**Data section:**
==================================================

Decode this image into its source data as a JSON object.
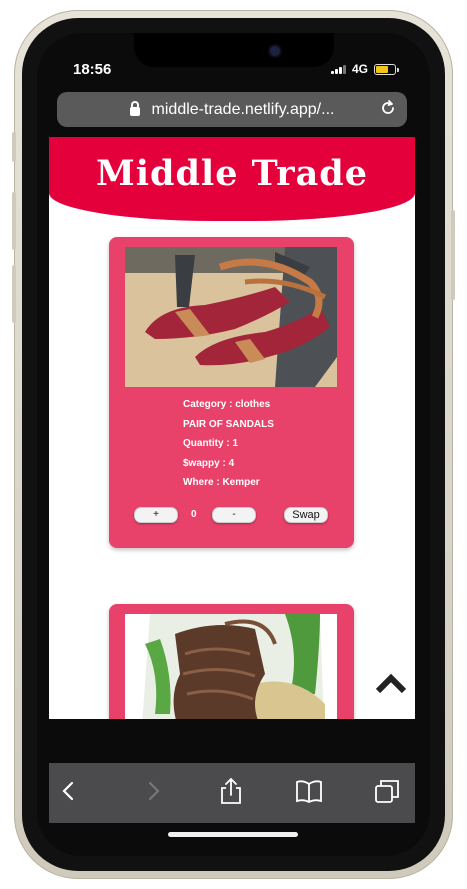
{
  "status_bar": {
    "time": "18:56",
    "network": "4G"
  },
  "browser": {
    "url": "middle-trade.netlify.app/..."
  },
  "site": {
    "title": "Middle Trade"
  },
  "items": [
    {
      "category": "Category : clothes",
      "name": "PAIR OF SANDALS",
      "quantity": "Quantity : 1",
      "swappy": "$wappy : 4",
      "where": "Where : Kemper",
      "plus_label": "+",
      "count": "0",
      "minus_label": "-",
      "swap_label": "Swap"
    }
  ],
  "icons": {
    "lock": "lock-icon",
    "reload": "reload-icon",
    "scroll_top": "chevron-up-icon",
    "profile": "person-silhouette-icon",
    "basket": "basket-icon",
    "back": "back-arrow-icon",
    "forward": "forward-arrow-icon",
    "share": "share-icon",
    "bookmarks": "book-icon",
    "tabs": "tabs-icon"
  },
  "colors": {
    "brand": "#e4003a",
    "card": "#e8426b",
    "toolbar": "#4b4b4d",
    "url_bar": "#5a5a5a"
  }
}
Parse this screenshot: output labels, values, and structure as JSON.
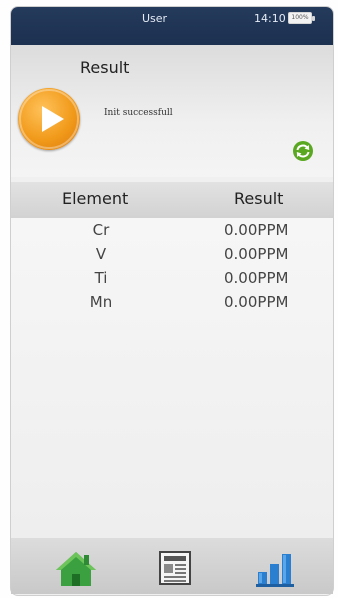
{
  "status_bar": {
    "user": "User",
    "time": "14:10",
    "battery": "100%"
  },
  "header": {
    "title": "Result",
    "message": "Init successfull"
  },
  "table": {
    "columns": [
      "Element",
      "Result"
    ],
    "rows": [
      {
        "element": "Cr",
        "result": "0.00PPM"
      },
      {
        "element": "V",
        "result": "0.00PPM"
      },
      {
        "element": "Ti",
        "result": "0.00PPM"
      },
      {
        "element": "Mn",
        "result": "0.00PPM"
      }
    ]
  },
  "colors": {
    "status_bar": "#1f3454",
    "play_orange": "#f19a1a",
    "home_green": "#3aa040",
    "results_blue": "#2a7fd1",
    "refresh_green": "#5aa821"
  },
  "icons": {
    "play": "play-icon",
    "refresh": "refresh-icon",
    "home": "home-icon",
    "report": "report-icon",
    "results": "bar-chart-icon",
    "battery": "battery-icon"
  }
}
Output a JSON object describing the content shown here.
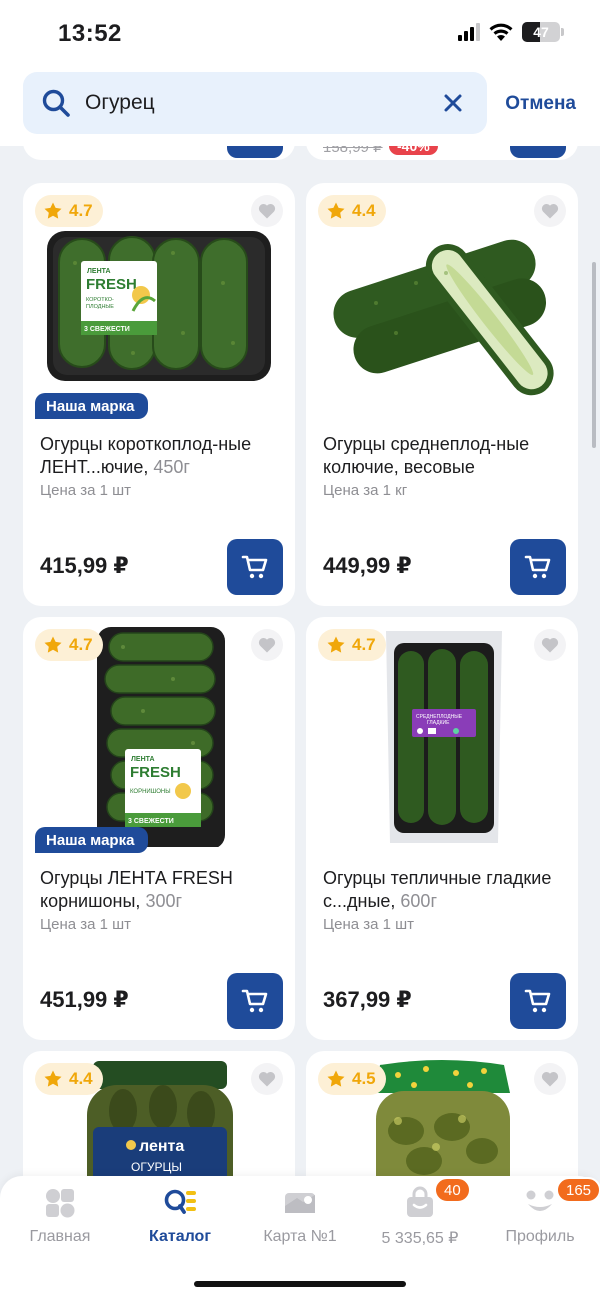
{
  "status": {
    "time": "13:52",
    "battery": "47"
  },
  "search": {
    "query": "Огурец",
    "cancel_label": "Отмена"
  },
  "partial_top": {
    "old_price": "158,99 ₽",
    "discount": "-40%"
  },
  "products": [
    {
      "rating": "4.7",
      "badge": "Наша марка",
      "name": "Огурцы коротоплод-ные ЛЕНТ...ючие,",
      "name_line": "Огурцы короткоплод-ные ЛЕНТ...ючие, ",
      "weight": "450г",
      "unit": "Цена за 1 шт",
      "price": "415,99 ₽",
      "pack_brand": "ЛЕНТА",
      "pack_title": "FRESH",
      "pack_sub": "КОРОТКО-ПЛОДНЫЕ",
      "pack_foot": "3 СВЕЖЕСТИ"
    },
    {
      "rating": "4.4",
      "badge": "",
      "name_line": "Огурцы среднеплод-ные колючие, весовые",
      "weight": "",
      "unit": "Цена за 1 кг",
      "price": "449,99 ₽"
    },
    {
      "rating": "4.7",
      "badge": "Наша марка",
      "name_line": "Огурцы ЛЕНТА FRESH корнишоны, ",
      "weight": "300г",
      "unit": "Цена за 1 шт",
      "price": "451,99 ₽",
      "pack_brand": "ЛЕНТА",
      "pack_title": "FRESH",
      "pack_sub": "КОРНИШОНЫ",
      "pack_foot": "3 СВЕЖЕСТИ"
    },
    {
      "rating": "4.7",
      "badge": "",
      "name_line": "Огурцы тепличные гладкие с...дные, ",
      "weight": "600г",
      "unit": "Цена за 1 шт",
      "price": "367,99 ₽",
      "pack_sub": "СРЕДНЕПЛОДНЫЕ ГЛАДКИЕ"
    },
    {
      "rating": "4.4",
      "jar_brand": "лента",
      "jar_text": "ОГУРЦЫ"
    },
    {
      "rating": "4.5"
    }
  ],
  "tabs": [
    {
      "label": "Главная",
      "icon": "home-icon"
    },
    {
      "label": "Каталог",
      "icon": "catalog-icon"
    },
    {
      "label": "Карта №1",
      "icon": "loyalty-card-icon"
    },
    {
      "label": "5 335,65 ₽",
      "icon": "cart-bag-icon",
      "badge": "40"
    },
    {
      "label": "Профиль",
      "icon": "profile-icon",
      "badge": "165"
    }
  ],
  "colors": {
    "brand_blue": "#1f4b9a",
    "rating_yellow": "#f0a70a",
    "discount_red": "#e8434b",
    "badge_orange": "#f26b1d",
    "search_bg": "#e8f1fc"
  }
}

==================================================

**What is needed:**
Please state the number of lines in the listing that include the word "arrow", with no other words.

**Answer to the problem:**
2